_Given records_.
════

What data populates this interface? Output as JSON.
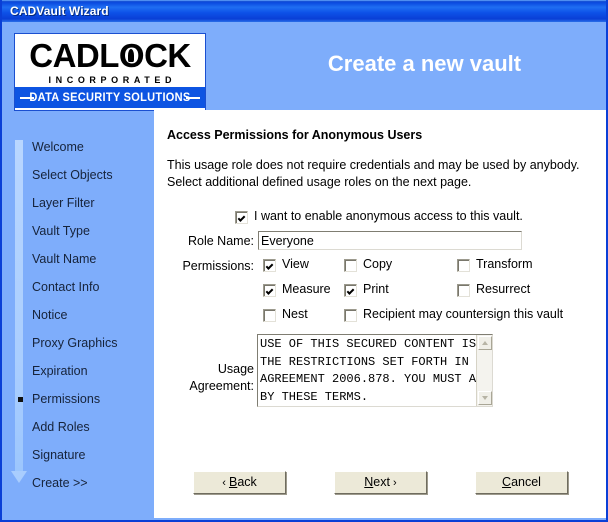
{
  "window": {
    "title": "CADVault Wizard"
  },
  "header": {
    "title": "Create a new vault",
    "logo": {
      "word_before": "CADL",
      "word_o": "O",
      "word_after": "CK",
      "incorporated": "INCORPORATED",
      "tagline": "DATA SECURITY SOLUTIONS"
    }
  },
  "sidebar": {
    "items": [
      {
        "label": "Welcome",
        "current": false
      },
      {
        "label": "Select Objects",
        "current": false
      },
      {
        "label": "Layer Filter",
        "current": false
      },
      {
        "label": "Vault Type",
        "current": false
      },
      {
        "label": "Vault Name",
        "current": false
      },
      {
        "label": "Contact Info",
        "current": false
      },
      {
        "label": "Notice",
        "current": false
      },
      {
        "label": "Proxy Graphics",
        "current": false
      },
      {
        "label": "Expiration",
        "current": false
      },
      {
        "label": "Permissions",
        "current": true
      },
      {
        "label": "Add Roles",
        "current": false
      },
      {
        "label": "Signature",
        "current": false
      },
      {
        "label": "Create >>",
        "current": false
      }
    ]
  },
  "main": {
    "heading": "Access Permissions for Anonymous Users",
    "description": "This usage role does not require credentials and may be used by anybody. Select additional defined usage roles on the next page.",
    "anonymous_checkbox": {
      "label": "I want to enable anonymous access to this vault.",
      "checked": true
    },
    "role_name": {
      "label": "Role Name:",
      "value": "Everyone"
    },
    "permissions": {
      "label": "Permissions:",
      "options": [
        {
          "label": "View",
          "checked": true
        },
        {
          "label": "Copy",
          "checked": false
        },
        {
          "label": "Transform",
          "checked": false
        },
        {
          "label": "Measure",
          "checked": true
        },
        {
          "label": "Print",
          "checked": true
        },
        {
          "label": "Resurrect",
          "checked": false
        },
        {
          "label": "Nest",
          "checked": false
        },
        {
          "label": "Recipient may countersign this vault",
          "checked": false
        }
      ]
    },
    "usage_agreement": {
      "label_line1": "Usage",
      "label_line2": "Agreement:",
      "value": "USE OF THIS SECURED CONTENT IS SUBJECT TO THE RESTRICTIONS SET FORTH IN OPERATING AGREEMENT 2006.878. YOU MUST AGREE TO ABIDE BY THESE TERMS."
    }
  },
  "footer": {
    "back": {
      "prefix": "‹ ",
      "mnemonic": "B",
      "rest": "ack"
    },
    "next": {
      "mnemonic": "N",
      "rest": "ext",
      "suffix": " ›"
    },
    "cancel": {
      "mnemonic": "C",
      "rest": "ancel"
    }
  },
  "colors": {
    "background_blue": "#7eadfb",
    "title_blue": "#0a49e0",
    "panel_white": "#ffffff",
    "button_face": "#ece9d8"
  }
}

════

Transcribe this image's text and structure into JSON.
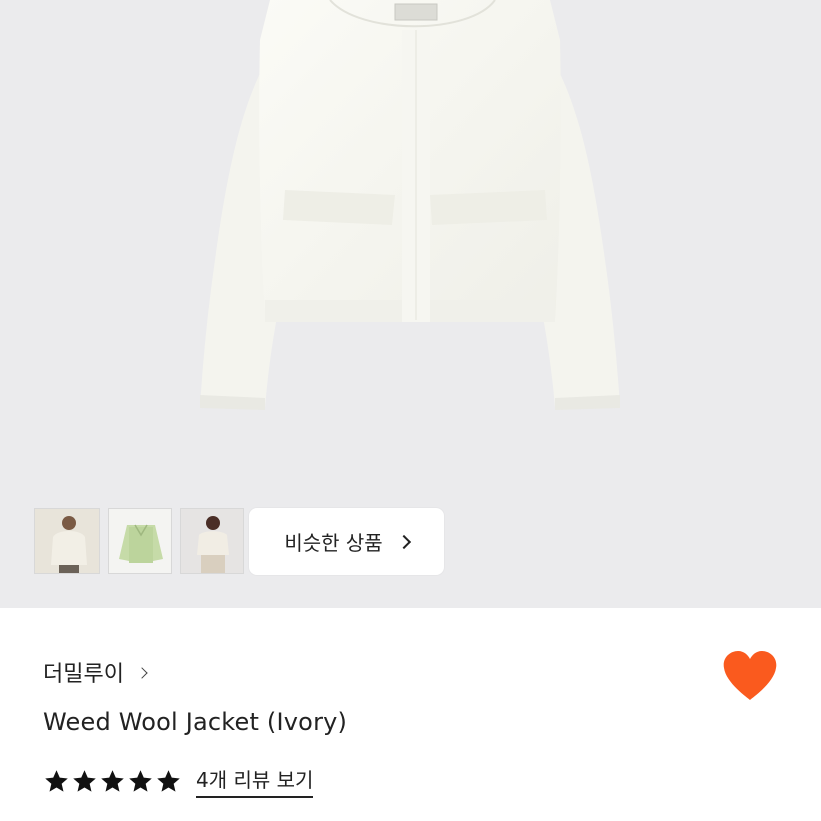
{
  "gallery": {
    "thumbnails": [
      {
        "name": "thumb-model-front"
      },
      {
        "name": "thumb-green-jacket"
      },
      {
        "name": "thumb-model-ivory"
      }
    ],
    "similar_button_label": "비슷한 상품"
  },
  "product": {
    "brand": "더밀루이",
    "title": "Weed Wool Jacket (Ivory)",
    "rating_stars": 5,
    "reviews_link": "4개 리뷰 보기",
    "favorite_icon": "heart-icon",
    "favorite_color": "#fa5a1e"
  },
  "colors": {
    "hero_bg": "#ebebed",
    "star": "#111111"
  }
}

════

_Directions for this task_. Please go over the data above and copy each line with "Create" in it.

_Worked solution_.
    "title": "Create a new vault",
        "label": "Create >>",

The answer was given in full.